- What pricing and negotiating strategies will you use? Pricing strategies determine a great deal about the final results for a home listing – how long it sits on the market and what the eventual price will be. Overpricing in any market, even a sellers’ market, yields worse sales prices than pricing near the market. The agent’s understanding of the current market will inform the pricing strategy, so make sure they’re clear on the current market too! How does the agent negotiate – how do they deal with multiple offers? What are some of the key other terms in the contract that can make a difference? All of this isn’t hard, but some agents have no background in negotiation. I like to see some evidence that they are going to negotiate hard on my behalf. Maybe a designation like Certified Negotiation Expert or substantial work experience that demonstrates it. I like statistics such as “what is your average sales price to original list price ratio?”. It shows whether the agent prices above the market, at the market or below market historically. And that helps me understand what my sales price might be, and also what other agents might expect of the candidate’s pricing approach.
- Can I see some of your marketing media for recent listings? I like to snap a nice photograph or two, but I don’t have a camera and lens appropriate for real estate photos, and many agents don’t. After pricing, photos are one of the most important things you can get right or drastically wrong for a home listing. You can add more photos in the Austin MLS than ever before, and I never hear a buyer client saying that they wish a home had less photos to look at online. People search for houses online, and your home only has one chance to make that first impression. A good agent will show a myriad of inviting photos in each of their listings, and video too.

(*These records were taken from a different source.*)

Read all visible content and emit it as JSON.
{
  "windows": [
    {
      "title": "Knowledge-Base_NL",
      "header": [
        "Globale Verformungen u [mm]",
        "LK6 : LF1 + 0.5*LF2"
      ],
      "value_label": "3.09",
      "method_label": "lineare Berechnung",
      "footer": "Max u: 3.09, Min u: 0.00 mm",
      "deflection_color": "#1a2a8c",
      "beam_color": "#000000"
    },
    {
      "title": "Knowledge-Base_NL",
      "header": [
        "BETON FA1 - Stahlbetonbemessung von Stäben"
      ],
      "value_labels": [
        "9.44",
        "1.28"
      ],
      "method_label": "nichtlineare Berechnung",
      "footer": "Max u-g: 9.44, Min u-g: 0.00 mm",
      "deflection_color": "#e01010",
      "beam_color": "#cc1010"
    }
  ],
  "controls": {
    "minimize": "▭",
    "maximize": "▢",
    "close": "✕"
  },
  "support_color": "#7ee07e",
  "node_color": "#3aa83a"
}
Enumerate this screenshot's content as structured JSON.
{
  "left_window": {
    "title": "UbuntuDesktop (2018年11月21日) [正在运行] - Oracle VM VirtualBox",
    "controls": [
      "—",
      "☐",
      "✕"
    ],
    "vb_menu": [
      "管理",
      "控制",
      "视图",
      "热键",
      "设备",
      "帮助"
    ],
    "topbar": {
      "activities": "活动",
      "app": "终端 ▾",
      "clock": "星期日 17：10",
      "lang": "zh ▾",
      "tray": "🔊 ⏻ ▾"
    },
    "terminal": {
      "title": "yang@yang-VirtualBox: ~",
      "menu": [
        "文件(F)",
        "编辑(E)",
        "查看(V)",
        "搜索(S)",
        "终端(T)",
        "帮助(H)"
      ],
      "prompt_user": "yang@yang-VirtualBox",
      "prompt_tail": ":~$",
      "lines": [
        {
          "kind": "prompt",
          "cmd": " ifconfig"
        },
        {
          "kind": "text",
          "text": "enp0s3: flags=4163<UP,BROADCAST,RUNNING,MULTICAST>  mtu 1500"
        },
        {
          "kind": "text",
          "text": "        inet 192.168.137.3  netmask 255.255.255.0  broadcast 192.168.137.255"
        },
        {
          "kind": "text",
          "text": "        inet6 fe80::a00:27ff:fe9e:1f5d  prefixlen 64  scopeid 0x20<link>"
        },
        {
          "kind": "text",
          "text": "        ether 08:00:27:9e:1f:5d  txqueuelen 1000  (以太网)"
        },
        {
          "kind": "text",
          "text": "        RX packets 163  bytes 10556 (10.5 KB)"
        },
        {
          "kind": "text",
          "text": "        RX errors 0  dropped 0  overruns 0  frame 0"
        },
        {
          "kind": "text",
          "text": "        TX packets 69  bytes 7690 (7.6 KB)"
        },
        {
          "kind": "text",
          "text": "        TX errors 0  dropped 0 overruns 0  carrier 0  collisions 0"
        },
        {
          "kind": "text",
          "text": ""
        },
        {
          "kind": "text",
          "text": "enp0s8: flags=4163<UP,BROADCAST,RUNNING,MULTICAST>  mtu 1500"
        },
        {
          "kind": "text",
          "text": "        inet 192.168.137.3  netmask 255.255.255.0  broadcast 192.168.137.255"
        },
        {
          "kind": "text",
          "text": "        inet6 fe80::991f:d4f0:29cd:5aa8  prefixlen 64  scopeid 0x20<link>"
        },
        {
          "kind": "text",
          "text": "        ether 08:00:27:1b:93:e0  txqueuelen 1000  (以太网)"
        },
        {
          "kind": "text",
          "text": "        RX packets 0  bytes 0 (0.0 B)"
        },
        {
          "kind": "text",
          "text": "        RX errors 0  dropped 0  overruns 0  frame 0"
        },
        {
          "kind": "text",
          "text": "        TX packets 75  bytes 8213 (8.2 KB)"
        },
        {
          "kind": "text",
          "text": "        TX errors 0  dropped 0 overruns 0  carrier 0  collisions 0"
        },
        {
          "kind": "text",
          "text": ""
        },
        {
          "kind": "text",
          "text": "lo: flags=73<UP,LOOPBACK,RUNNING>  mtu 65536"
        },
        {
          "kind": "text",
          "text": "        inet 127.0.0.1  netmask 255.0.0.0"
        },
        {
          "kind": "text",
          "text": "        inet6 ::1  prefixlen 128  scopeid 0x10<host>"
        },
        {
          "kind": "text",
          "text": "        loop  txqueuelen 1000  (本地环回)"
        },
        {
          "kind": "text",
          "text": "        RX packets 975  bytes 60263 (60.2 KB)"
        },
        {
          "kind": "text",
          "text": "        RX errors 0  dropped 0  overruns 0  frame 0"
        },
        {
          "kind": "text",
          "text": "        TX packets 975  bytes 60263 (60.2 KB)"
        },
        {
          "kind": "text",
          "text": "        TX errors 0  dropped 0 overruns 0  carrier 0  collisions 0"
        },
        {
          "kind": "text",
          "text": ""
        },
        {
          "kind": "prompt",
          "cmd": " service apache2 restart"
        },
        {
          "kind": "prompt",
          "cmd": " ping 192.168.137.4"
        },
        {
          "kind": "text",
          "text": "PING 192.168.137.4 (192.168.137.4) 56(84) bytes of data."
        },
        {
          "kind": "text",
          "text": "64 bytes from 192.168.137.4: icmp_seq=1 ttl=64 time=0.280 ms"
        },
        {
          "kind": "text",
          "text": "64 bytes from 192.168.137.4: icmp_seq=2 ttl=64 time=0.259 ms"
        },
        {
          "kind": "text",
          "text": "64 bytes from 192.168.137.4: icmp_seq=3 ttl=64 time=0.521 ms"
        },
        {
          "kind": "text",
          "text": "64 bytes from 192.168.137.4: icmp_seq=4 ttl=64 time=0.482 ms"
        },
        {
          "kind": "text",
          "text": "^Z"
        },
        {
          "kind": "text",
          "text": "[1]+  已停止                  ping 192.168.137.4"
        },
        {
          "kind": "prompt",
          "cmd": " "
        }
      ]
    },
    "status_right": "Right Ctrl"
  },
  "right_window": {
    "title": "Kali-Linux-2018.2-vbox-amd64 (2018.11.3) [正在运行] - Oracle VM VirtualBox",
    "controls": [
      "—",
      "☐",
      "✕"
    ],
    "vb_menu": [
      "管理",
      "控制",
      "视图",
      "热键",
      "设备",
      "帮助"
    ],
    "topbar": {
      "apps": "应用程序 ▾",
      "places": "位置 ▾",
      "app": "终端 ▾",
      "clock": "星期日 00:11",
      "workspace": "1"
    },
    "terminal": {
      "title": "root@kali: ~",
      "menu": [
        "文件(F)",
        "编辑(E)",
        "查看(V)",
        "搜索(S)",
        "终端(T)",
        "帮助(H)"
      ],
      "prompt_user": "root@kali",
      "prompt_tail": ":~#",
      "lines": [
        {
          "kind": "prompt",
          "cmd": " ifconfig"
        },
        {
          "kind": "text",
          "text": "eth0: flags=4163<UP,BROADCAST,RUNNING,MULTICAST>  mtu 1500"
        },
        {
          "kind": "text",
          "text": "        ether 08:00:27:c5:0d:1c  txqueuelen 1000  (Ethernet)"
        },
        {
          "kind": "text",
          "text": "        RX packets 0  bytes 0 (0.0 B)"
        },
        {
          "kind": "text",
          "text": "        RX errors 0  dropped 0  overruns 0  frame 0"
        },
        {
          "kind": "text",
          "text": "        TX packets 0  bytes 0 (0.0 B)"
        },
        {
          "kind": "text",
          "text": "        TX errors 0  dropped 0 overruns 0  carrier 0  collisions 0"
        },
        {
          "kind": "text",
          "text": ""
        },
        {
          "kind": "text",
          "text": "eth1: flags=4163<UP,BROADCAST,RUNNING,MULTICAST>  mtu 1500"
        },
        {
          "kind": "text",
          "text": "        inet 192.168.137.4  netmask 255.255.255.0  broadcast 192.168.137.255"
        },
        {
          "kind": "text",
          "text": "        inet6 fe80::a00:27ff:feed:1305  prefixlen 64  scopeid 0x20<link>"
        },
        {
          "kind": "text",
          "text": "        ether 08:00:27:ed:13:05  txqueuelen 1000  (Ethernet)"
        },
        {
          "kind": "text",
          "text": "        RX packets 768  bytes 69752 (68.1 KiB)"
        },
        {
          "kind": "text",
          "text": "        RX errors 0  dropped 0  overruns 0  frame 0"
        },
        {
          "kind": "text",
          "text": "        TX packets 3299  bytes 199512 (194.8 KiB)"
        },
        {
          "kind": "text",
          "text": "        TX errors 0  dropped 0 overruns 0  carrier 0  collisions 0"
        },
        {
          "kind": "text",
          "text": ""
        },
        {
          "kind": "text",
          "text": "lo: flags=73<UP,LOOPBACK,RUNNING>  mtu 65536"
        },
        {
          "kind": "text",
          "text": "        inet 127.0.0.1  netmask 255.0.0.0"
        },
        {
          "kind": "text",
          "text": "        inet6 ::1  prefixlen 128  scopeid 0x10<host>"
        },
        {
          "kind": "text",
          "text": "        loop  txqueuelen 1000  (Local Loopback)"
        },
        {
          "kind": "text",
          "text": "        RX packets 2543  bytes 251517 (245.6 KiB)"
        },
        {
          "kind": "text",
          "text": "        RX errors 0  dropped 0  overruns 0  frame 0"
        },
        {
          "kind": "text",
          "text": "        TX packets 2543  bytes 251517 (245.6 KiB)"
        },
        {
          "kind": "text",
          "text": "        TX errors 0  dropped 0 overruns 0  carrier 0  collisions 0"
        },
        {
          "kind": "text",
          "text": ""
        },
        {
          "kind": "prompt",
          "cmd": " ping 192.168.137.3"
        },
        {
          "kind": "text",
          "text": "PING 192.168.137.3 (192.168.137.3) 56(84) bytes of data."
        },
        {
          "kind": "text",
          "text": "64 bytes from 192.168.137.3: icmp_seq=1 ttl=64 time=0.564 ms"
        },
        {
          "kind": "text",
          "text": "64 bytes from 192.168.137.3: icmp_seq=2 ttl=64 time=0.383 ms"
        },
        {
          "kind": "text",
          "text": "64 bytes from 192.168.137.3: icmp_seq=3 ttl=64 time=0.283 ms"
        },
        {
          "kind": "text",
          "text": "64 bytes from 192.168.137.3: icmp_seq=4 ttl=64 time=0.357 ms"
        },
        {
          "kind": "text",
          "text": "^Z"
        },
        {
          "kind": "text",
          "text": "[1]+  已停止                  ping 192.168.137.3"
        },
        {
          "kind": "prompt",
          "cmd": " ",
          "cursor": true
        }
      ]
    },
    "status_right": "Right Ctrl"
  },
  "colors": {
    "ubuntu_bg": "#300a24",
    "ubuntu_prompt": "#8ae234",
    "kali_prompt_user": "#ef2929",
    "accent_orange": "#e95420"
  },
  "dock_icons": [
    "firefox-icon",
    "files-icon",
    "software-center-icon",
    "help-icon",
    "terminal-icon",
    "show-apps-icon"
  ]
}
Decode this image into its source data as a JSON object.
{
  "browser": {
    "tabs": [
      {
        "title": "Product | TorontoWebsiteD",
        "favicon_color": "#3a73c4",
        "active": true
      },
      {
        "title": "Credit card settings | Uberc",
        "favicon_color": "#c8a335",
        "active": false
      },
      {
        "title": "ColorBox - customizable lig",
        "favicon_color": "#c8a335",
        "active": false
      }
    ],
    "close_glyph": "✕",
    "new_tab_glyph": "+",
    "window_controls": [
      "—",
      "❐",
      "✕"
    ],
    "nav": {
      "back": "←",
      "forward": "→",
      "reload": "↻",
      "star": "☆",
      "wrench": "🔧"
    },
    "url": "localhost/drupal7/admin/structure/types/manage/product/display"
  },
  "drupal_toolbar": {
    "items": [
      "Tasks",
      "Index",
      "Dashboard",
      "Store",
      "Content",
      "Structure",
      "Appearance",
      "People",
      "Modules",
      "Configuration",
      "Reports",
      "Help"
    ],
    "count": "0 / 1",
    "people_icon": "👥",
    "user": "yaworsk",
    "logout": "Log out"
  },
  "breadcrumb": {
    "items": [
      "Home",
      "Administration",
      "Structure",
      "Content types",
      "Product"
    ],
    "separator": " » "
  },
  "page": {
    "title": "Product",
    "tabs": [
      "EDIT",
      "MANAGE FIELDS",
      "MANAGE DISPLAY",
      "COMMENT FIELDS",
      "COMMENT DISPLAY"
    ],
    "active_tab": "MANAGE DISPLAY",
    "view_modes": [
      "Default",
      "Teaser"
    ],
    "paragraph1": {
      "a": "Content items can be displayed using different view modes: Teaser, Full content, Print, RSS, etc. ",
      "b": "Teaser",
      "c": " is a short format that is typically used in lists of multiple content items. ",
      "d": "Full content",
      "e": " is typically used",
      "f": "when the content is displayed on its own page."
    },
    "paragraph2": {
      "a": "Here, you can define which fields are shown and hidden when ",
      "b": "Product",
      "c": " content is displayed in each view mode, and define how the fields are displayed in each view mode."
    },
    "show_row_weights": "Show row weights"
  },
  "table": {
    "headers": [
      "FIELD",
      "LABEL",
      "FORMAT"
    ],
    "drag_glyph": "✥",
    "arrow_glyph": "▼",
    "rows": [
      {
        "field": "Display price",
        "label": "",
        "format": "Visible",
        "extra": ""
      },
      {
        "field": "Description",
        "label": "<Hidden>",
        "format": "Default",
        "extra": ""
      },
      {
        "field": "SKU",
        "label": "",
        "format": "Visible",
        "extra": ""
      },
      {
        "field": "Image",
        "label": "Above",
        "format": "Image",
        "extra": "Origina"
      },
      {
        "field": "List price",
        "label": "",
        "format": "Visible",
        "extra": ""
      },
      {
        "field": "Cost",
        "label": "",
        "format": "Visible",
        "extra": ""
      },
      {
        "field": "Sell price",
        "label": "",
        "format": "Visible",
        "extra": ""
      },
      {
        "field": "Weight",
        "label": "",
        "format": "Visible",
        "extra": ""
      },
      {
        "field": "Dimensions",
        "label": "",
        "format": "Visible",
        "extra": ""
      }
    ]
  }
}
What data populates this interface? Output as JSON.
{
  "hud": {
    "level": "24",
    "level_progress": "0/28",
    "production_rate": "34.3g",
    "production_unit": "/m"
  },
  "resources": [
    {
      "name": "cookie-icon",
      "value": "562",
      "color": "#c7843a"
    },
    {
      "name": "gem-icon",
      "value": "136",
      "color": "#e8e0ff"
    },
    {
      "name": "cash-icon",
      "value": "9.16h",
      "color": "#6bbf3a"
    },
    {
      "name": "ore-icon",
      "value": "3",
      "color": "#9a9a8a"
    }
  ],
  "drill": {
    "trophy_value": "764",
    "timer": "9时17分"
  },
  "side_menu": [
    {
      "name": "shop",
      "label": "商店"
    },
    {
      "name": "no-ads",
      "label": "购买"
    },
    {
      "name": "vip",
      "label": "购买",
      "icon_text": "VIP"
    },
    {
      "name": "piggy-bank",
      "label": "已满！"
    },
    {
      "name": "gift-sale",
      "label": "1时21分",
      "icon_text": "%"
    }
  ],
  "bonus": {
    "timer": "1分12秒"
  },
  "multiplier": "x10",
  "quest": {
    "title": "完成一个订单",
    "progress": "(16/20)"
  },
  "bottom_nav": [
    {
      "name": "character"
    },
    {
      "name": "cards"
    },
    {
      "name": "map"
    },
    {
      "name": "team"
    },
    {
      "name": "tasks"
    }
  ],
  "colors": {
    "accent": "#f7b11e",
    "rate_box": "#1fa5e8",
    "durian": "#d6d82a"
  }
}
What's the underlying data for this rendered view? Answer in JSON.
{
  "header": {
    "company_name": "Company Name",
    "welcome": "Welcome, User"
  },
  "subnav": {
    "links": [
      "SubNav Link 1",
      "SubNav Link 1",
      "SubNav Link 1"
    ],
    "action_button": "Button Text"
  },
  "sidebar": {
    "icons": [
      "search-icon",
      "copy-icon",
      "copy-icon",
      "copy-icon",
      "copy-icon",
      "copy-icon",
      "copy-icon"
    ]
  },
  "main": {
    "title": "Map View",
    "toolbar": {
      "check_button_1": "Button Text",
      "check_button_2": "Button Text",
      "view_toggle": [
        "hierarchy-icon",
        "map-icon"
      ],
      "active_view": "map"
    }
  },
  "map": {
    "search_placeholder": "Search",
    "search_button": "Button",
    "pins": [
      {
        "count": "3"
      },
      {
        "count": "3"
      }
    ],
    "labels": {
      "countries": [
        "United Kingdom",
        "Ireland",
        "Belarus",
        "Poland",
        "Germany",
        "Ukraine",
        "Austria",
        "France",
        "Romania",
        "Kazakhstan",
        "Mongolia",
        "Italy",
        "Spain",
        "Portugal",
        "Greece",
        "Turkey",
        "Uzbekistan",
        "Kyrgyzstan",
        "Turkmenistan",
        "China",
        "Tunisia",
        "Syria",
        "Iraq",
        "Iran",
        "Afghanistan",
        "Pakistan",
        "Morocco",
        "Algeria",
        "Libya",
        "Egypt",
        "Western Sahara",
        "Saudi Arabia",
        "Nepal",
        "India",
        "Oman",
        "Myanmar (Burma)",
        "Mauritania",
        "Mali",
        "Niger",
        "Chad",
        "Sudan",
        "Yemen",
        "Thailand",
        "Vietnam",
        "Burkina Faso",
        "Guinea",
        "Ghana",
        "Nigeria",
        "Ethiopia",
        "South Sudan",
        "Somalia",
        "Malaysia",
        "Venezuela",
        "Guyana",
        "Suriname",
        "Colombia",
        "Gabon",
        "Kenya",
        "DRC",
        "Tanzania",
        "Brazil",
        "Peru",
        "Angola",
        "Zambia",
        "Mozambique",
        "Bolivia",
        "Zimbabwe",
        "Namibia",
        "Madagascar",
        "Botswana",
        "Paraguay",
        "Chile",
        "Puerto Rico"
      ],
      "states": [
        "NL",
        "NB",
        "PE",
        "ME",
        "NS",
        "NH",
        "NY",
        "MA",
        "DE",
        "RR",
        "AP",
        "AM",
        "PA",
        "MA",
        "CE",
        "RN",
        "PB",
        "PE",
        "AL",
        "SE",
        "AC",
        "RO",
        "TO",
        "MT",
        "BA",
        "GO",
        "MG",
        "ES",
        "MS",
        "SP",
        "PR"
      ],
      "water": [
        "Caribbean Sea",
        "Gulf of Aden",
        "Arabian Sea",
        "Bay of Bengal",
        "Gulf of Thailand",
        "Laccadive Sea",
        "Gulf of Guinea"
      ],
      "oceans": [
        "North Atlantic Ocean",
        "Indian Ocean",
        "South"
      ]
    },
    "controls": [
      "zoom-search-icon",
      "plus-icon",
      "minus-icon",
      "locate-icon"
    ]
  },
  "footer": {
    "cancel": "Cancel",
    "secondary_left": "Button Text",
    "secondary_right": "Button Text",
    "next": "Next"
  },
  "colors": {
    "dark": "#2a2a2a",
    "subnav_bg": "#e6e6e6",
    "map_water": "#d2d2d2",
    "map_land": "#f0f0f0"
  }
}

- What has been your biggest failing in a real estate listing? This is an interview after all – make them sweat. What I’m looking for here is to build rapport with someone – I want to be able to trust an agent, and see how they respond to stress and how well they communicate. If the agent can’t share a good war story and show how they’ve learned from it, do you feel they can be trusted with your home sale?
- What are the best and worst parts of my house? An agent needs to be able not only to convey their own unique selling point to you at a listing interview, but also to convey those of your home. Again, I’m looking for honesty here. It annoys me when someone will only tell me the positive side of things, so I want to see if they will tell me what the challenges are too. If my home is on a busy street, or is an ugly color, they should be able to tell me.
- What’s your communication strategy? How do you communicate with me, and will I be working with you or your team? I know that I’m glued to my phone, but most of the time not using it for voice-calls, so I would prefer someone who can let me know of things by text and email where possible, and who will give me status updates without prompting. I also like to know if I’m going to be handed off to a junior colleague as soon as the meeting is over, or if I’ll be dealing directly with the person I meet throughout the process. You may prefer phone calls after 7p, so make sure your agent is able to connect with you in the way you want to be reached.
Those are some of the questions that I would ask, and even if my best friend’s uncle was an agent, I’d make it clear that I was interviewing two or three agents before I made a selection of the right agent for me. Agents are used to it – no matter what they tell you. Ultimately, I have to have a rapport with someone I’m working with.
Garreth Wilcock runs Sherlock Homes Austin – a PLR company. He helps people sell their homes and is a Certified Negotiation Expert. You can see his Texas Real Estate Commission License here. Get in touch if you would like to discuss your Austin home sale. 512 215 4785